PORTLAND, Ore. — It was March 2022 when Tamara Young decided to take the leap. Business was brisk at her upscale consignment store in Southwest Portland, and she wanted to expand. So, the owner of Consign Couture made the move, expanding her operation to a second location in Washington Square.
"I told them when I decided to lease this space that I felt like this was a more secure place to sell Louis Vuitton and Chanel bags," said Young.
The small business owner hoped the mall location, right next to the retail giant Nordstrom, would bring more eyes to her luxury merchandise. What she didn’t realize was many of those watching were thieves.
Over the past year, crooks have hit Consign Couture’s Washington Square location 19 times, stealing more than $56,000 dollars in merchandise, according to the owner.
After a year in business at Washington Square, Young plans to close her shop at the end of March. She's not renewing her lease. Consign Couture can't absorb the losses or pay for security in the same way big retailers can, she said.
Surveillance video shows one incident in December where a woman grabbed an expensive Louis Vuitton bag from the front counter and appeared to stuff it into a baby stroller, covered by a blanket.

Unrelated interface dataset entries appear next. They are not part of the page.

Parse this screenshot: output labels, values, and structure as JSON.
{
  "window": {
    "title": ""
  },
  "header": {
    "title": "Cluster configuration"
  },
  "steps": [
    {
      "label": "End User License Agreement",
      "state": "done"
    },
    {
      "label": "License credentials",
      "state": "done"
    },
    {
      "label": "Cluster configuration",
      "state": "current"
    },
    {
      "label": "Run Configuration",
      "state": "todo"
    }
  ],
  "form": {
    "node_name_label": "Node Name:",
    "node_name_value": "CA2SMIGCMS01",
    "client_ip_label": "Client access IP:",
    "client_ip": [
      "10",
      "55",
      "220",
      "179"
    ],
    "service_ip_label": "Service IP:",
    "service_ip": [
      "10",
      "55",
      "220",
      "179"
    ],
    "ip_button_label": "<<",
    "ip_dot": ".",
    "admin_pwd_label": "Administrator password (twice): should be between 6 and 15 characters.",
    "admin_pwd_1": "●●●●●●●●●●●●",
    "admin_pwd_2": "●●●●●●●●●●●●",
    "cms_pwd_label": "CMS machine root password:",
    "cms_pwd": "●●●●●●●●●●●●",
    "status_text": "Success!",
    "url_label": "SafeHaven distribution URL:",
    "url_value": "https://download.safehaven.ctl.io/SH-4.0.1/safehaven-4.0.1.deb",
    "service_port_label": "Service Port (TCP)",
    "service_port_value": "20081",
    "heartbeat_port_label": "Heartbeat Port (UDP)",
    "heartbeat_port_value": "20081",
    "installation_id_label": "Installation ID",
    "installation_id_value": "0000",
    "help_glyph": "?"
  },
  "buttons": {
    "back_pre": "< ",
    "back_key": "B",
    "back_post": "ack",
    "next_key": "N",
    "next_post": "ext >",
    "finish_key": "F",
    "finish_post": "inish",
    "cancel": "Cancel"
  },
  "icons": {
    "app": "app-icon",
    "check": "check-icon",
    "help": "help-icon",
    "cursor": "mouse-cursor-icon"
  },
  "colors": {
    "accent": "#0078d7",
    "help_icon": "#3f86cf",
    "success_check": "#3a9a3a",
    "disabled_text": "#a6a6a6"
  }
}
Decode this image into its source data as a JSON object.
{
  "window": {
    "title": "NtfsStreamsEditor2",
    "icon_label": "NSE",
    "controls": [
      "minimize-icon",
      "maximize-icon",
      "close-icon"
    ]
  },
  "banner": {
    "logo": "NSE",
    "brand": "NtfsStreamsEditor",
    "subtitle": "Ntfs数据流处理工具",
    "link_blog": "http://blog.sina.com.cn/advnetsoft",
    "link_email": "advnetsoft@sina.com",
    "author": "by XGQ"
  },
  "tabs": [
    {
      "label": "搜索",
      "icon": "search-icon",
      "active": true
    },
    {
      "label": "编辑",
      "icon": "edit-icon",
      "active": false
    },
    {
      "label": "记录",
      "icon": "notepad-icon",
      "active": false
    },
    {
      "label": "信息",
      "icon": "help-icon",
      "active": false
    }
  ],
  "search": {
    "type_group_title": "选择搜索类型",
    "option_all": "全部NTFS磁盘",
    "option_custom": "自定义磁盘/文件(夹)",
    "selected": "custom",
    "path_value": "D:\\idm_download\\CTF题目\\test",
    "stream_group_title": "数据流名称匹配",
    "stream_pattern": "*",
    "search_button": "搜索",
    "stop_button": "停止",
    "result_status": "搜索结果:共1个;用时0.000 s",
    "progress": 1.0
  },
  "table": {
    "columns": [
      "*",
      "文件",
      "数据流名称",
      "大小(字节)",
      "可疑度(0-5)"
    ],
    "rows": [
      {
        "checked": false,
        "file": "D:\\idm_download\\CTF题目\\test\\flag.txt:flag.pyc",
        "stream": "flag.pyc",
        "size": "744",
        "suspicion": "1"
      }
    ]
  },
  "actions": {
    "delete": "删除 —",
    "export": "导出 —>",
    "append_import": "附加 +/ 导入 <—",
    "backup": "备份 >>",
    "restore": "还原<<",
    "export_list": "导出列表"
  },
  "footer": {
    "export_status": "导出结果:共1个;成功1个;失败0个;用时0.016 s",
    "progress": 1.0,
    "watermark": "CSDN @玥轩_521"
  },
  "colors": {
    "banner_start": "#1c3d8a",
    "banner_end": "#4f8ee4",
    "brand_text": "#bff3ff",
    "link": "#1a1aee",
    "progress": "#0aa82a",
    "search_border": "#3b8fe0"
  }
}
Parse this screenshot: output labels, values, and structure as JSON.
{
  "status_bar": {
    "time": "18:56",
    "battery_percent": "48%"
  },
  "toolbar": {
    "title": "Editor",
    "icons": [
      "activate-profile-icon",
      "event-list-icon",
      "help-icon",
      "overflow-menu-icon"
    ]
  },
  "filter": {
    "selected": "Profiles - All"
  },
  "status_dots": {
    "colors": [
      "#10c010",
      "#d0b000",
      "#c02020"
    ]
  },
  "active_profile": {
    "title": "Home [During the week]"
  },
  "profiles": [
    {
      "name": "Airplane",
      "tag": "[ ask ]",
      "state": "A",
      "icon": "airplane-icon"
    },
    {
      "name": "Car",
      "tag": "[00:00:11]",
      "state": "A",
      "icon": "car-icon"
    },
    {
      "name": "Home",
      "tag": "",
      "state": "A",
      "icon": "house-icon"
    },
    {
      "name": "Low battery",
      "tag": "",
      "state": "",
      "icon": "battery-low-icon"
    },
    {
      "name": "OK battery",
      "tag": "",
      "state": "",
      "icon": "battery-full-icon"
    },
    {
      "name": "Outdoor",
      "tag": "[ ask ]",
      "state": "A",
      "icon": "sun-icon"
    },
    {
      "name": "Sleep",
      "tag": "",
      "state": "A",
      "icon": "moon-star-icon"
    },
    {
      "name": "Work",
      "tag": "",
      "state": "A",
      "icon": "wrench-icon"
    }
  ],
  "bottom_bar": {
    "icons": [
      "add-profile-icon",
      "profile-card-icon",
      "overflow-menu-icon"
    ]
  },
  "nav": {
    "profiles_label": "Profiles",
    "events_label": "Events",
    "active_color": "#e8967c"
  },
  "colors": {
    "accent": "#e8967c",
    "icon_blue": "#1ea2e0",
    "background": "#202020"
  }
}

"The amount of work that goes into running a small business, down to the research, tags and training to do this the right way and then someone just steals a day's worth of all your work, it's like — 'What’s the point?'" asked Young.
The thieves were often working in teams when they hit the store, Young said. One person would act as a look-out or distract the employees while others ripped off expensive items like handbags, which were presumably resold.
"They believe they can sell quickly on Offer Up and Facebook Marketplace and wherever else," Young theorized.
Consign Couture tried to prevent shoplifting by putting luxury bags in locked glass cases, displaying single shoes instead of a pairs and installing security cameras.
"I just don’t think it derails these very brazen thieves," said Young. "They're like, 'Great! There's a camera. What are you going to do about it?'"
Widespread shoplifting problem
In a series of reports over the past six months, KGW has documented the impact of shoplifting and organized retail crime throughout Portland. Retailers have been forced to hire private security guards, lock down items, change store layouts, reduce hours or simply close their doors.
The criminals, often driven by drug addiction, are stealing merchandise off store shelves and literally walking out the front door with little or no fear of being arrested or prosecuted, KGW's reporting found.
"Every store is kind of fending for themselves and handling it on their own," said Young.
The general manager at Washington Square did not respond to KGW’s emails.
The thefts at Consign Couture — inside the Washington Square mall — help illustrate that it's not just a Portland problem.
Earlier this week, Tigard police nabbed a woman allegedly linked to more than $40,000 in losses from Lululemon stores in Oregon and Washington.
The Clackamas County Sheriff’s Office has also made various arrests during retail theft missions over the past six months.
Nationwide, retailers reported a 26% increase in organized retail crime incidents in 2021, according to the National Retail Federation.
Tony Sheppard, director of loss prevention solutions at the software firm ThinkLP suggests the rise in organized retail crime cases may be the result of increased demand for products online. People are looking for deals without recognizing the merchandise they are buying was stolen. Criminals have taken advantage of the digital marketplace.
"Once someone is comfortable shopping online, they get this new in box of merchandise, at a very good price — they have no idea that they’re buying stolen goods," explained Sheppard. "They’re going to continue to have a tendency to buy products online."
Oregon lawmakers are considering a couple theft-related bills to help combat the issue. One bill would create the crime of retail theft in the second degree, while the other bill would formally create a statewide Task Force on Organized Retail Theft. Similar coordinated efforts between retailers and law enforcement have been set-up in other states, including the Washington Organized Retail Crime Theft Task Force.
Once Consign Couture shuts down at the mall, Young said she'll focus on her other location in Multnomah Village. It's less visible, and hopefully less attractive to thieves.
"Why would I want to do this anymore?" asked Young, standing in her Washington Square store. "There’s not a lot of joy in it when you've worked this hard for this long and there’s a major pervasive problem that I don't know how to handle."